- **Data shown**

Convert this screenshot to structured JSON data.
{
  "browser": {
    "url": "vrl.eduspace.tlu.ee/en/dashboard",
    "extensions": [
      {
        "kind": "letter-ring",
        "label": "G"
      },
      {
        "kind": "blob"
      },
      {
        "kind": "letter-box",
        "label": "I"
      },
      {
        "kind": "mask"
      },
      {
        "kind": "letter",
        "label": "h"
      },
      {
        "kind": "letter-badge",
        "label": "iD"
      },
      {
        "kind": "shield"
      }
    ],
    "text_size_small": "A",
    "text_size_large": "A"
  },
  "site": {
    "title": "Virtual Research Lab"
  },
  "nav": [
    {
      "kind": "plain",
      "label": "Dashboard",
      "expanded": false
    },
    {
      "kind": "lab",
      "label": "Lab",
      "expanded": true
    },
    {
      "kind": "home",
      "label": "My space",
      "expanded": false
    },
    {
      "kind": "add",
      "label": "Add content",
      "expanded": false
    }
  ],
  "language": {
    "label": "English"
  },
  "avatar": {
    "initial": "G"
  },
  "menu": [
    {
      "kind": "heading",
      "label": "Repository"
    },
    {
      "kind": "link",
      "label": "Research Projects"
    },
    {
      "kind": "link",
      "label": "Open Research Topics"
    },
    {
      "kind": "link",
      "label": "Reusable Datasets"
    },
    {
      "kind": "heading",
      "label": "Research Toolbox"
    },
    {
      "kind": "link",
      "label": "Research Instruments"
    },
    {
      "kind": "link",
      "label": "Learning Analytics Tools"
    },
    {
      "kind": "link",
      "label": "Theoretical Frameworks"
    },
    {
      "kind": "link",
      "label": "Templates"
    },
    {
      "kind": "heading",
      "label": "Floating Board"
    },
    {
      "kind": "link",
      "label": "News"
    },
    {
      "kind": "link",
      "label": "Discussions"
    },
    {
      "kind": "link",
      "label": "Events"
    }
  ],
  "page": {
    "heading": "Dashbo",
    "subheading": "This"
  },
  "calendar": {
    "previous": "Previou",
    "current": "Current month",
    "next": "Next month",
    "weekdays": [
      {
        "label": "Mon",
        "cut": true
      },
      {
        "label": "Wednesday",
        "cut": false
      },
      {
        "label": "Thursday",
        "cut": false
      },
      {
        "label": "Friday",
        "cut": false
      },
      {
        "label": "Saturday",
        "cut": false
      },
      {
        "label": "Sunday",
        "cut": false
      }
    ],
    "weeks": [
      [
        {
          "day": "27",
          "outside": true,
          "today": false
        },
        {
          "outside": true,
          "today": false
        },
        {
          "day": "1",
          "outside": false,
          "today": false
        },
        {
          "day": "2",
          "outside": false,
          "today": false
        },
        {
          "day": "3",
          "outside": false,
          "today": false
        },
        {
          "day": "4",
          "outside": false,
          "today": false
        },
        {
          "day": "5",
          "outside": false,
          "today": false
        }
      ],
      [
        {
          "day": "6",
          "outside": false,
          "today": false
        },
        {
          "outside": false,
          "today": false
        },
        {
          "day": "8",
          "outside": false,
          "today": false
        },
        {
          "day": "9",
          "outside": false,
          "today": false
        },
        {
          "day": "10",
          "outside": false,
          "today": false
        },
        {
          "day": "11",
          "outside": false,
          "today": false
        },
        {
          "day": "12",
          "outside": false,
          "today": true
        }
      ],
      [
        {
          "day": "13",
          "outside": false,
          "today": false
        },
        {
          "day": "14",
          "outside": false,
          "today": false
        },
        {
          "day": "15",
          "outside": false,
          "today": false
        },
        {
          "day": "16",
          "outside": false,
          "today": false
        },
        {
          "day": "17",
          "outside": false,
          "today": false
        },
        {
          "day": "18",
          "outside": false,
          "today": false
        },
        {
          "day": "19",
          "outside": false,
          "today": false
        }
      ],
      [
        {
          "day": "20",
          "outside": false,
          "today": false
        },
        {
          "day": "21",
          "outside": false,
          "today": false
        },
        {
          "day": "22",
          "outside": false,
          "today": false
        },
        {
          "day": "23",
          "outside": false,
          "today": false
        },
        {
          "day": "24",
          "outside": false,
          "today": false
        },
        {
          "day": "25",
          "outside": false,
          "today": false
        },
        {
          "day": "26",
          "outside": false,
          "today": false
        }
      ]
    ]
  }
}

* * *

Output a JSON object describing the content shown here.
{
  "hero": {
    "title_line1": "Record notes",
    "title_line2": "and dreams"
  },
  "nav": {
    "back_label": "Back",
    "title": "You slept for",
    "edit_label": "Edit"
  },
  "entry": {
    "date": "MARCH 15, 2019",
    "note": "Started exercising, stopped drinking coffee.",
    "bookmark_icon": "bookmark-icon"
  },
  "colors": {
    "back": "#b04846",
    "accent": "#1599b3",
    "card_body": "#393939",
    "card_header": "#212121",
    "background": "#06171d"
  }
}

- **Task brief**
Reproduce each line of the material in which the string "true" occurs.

- **Expected answer**
      "expanded": true
        "cut": true
          "outside": true,
          "outside": true,
          "today": true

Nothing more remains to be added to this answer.